Oil terminals located within ports and related logistics outfits have been major targets for cyber-attacks in recent days across Europe.
Belgium persecutors have launched an investigation into a wide-scale cyber-attack on oil facilities at the country’s ports, including Antwerp, according to reports on 3 February.
#UPDATE Belgian prosecutors have launched an investigation into a wide-scale cyberattack on oil facilities in the country’s ports, including Antwerp, a spokesman said on Thursday pic.twitter.com/4D7CCIxj0d
— AFP News Agency (@AFP) February 3, 2022
The incident is reported to be disrupting the unloading of barges at some European ports, including the Port of Antwerp.
This is not the only attack of this kind in recent weeks. On 31 January two German firms Oiltanking GmbH Group and Mabanaft Deutschland GmbH & Co. KG confirmed they have been subject to a cyber-attack that disrupted operations.
The cyber incident which affected the company’s IT systems resulted in the company declaring a force majeure, therefore alleviating the company’s liability if contractual obligations are not met because of the incident. Mabanaft has also declared force majeure for the majority of its inland supply activities in Germany.
In a statement the companies confirmed they are investigating the issue with external specialists to resolve the incident promptly.

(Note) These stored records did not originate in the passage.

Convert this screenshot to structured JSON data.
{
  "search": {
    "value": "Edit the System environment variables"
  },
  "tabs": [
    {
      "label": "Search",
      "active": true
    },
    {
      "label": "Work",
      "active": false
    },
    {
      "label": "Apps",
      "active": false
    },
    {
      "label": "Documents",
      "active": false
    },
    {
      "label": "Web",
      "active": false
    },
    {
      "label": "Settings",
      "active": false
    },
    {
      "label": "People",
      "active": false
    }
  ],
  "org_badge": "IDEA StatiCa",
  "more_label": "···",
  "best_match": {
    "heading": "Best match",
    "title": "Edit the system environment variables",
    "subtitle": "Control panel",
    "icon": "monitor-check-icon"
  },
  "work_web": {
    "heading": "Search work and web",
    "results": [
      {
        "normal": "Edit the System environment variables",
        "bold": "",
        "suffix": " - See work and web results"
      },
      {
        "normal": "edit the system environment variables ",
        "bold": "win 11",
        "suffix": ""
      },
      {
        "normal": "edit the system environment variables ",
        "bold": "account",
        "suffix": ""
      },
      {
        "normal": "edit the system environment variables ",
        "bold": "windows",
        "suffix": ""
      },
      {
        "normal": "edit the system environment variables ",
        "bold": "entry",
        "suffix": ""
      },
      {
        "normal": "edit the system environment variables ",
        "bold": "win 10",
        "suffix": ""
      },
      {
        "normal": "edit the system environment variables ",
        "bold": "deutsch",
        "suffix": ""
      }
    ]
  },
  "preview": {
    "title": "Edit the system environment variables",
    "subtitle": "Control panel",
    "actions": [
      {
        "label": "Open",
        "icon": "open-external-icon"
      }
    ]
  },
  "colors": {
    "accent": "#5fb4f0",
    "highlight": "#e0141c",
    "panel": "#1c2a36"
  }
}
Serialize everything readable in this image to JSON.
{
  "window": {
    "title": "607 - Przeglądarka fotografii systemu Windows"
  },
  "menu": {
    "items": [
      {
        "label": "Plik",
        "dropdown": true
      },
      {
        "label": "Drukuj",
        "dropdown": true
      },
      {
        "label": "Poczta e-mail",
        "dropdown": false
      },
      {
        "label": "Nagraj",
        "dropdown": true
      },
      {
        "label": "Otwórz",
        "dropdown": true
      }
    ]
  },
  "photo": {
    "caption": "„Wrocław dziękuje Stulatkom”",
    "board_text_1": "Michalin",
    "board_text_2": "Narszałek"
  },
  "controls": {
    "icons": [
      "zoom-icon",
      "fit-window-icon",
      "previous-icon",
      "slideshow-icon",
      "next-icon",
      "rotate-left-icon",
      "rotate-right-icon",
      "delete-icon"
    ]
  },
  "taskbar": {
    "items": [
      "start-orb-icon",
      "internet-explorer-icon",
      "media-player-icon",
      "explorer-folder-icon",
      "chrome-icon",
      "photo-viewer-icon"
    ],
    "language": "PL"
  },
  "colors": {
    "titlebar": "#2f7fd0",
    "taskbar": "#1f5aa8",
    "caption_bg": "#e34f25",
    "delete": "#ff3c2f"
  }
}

As a result of the cyber incident, oil giant Shell said it was rerouting some of its operations to minimize disruption.
Gadi Benmoshe, senior cybersecurity expert at Cyberstar, and former CIO at Israel Ports company, spoke to CS Hub about the recent incidents and said: “The impact of such attacks can be both physical and digital. There is a risk that it can cause leaks of dangerous liquids. If a ship’s GPS is tampered with this can ultimately lead to vessels crashing into quays.”
Port operations must continue
Ports, terminals and the logistics sector are all undergoing rapid digitization which has been accelerated by the Covid-19 pandemic.
However, this streamlining of operations with digital solutions increases the level of cyber security risks.
Ports are complex entities with multiple stakeholders and numerous automated processes and systems which all need to be addressed in the face of a cyber-attack.
With this in mind, in September 2021 the International Association of Ports and Harbors (IAPH) launched its Cybersecurity Guidelines for Ports and Port Facilities.
“The question is not if there will be an impact on your system, it is when. Ports need to be prepared,” Benmoshe says.
He adds that it is not just about protecting a port’s infrastructure but building contingency reflexes. Ports need to be operationally prepared when cyber incidents strike, they must have crisis strategies which will allow them to continue operating even if systems are down.
“Ransomware attacks can take between seven and 14 days to recover from and attackers may have already breached the backup systems. Ports need to be ready to find other means to operate.”
Benmoshe has witnessed perceptions around cyber capabilities mature in recent years. With cyber security no longer being regarded solely as an expense but as necessity to protect overall income.
To this end, Benmoshe is working with cyber company Cyberstar, owned by Israeli shipping line ZIM, to use cyber simulations to prepare ports and terminals operationally around incident response.
In its executive summary, the IAPH urged that C-suite executives take the lead in allocating resources to address cyber security, actively manage governance and build an organizational culture to support cybersecurity operations. The association clarified that these executives should also develop leadership strategies for cyber resilience including the creation of a port ecosystem cybersecurity workforce.
Find out more about cyber security issues relating to critical infrastructure by catching up on CS Hub’s Government and Critical Infrastructure Digital Summit